Robbins v. Wilkie, 300 F.3d 1208, 1210 (10th Cir.
2002), purely conclusory allegations are not entitled to be
presumed true. Ashcroft v. Iqbal, 556 U.S. 662, 681
(2009). However, so long as the plaintiff offers sufficient
factual allegations such that the right to relief is raised
above the speculative level, he has met the threshold
pleading standard. See, e.g., Twombly, 550
U.S. at 556; Bryson v. Gonzales, 534 F.3d 1282, 1286
(10th Cir. 2008).
“a well-pleaded complaint may proceed even if it
strikes a savvy judge that actual proof of those facts is
improbable, and that a recovery is very remote and
unlikely.” Twombly, 550 U.S. at 556 (internal
quotation marks omitted); accord Robbins v. Okla. ex.
rel. Dep't of Human Servs., 519 F.3d 1242, 1247
(10th Cir. 2008). “The court's function on a Rule
12(b)(6) motion is not to weigh potential evidence that the
parties might present at trial, but to assess whether the
plaintiff's complaint alone is legally sufficient to
state a claim for which relief may be granted.”
Sutton v. Utah State Sch. for the Deaf & Blind,
173 F.3d 1226, 1236 (10th Cir. 1999) (internal citation
Pro Se Party.
case involves a pro se party, the court will “review
his pleadings and other papers liberally and hold them to a

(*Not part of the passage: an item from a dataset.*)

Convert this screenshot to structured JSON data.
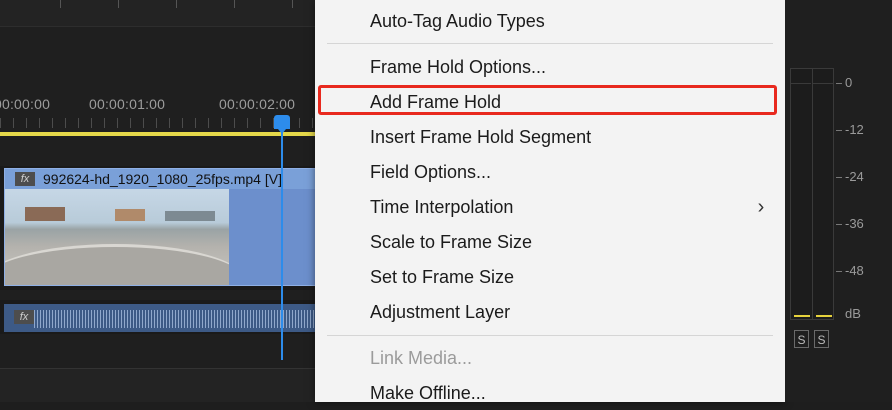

less stringent standard than those drafted by
attorneys.” Trackwell v. U.S. Gov't, 472
F.3d 1242, 1243 (10th Cir. 2007). Nevertheless, “it is
[not] the proper function of the district court to assume the
role of advocate for the pro se litigant.” Hall v.
Bellmon, 935 F.2d 1106, 1110 (10th Cir. 1991). A
“broad reading” of a pro se plaintiff's
pleadings “does not relieve the plaintiff of the burden
of alleging sufficient facts on which a recognized legal
claim could be based.” Id. Pro se parties must